Foods rich in magnesium include nuts, legumes, whole grains and vegetables. Almonds, cashews, pumpkin seeds, spinach and kelp are great choices because they contain high amounts of magnesium. Cooked halibut is also high in magnesium.
A 2003 study featured in the Journal of Nutrition confirmed that taking supplemental magnesium will increase levels in both African American and Caucasian men and women. Multivitamin mineral supplements often contain magnesium, and it is also available as an ingredient in other supplements.
“Taking too much magnesium initially might create a laxative effect you weren’t expecting, giving you the mistaken impression that you are having a bad reaction to the magnesium,” cautions Dean. “I think it’s important to start with a lower dose of 150 to 200 mg and build up to 400 mg once or twice a day.” She explains that magnesium levels will vary in your body, and you may need more during times of stress.
|Recommended Dietary Allowances mg/day|
Source: National Institutes of Health

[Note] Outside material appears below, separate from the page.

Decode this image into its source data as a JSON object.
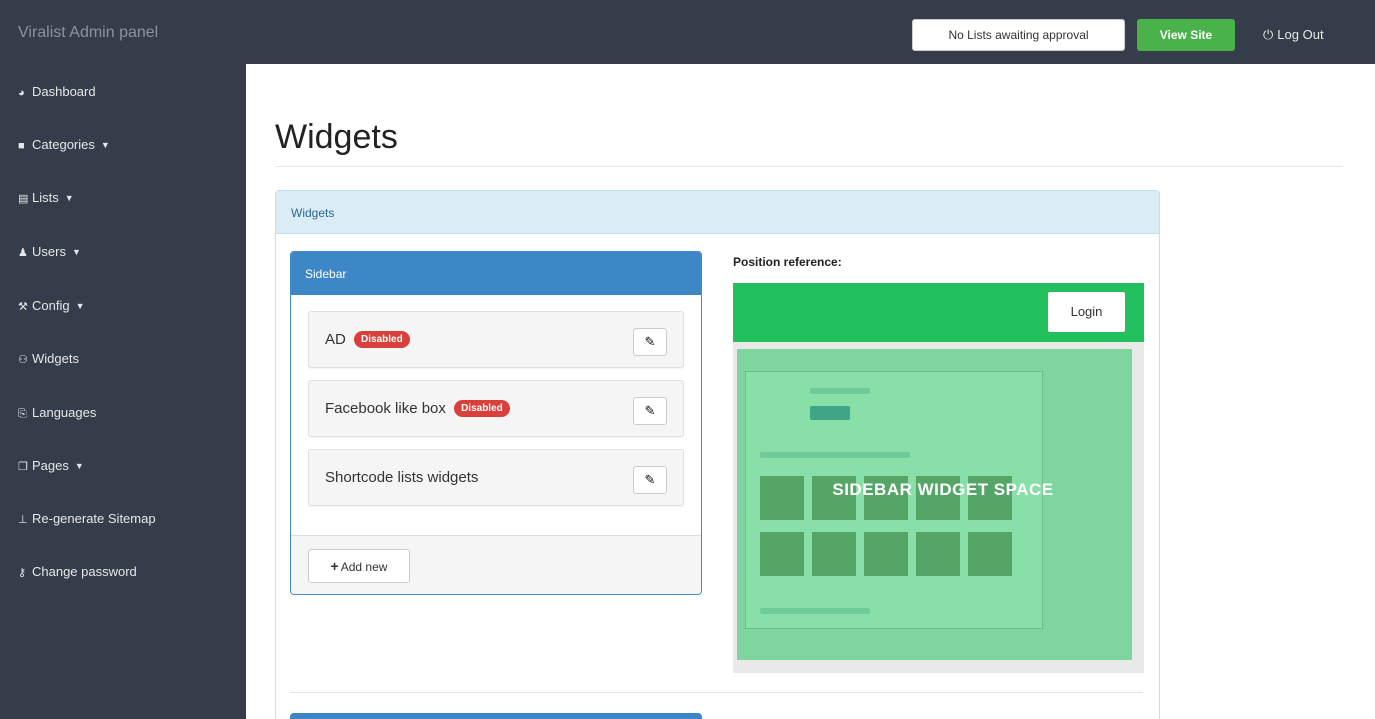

Karolyn is the publisher of Wellness Times. She is also the publisher of Natural Medicine Journal, a peer-reviewed e-journal for healthcare professionals and open access website. Karolyn has been publishing wellness information for nearly 20 years and is the author or coauthor of several books including her latest book with Dr. Lise Alschuler, Five to Thrive: Your Cutting-Edge Cancer Prevention Plan (Active Interest Media, 2011). She is also the co-host of the Five to Thrive Live! radio show featured on The Cancer Support Network. For more information, visit FivetoThrivePlan.com.
August 30th, 2012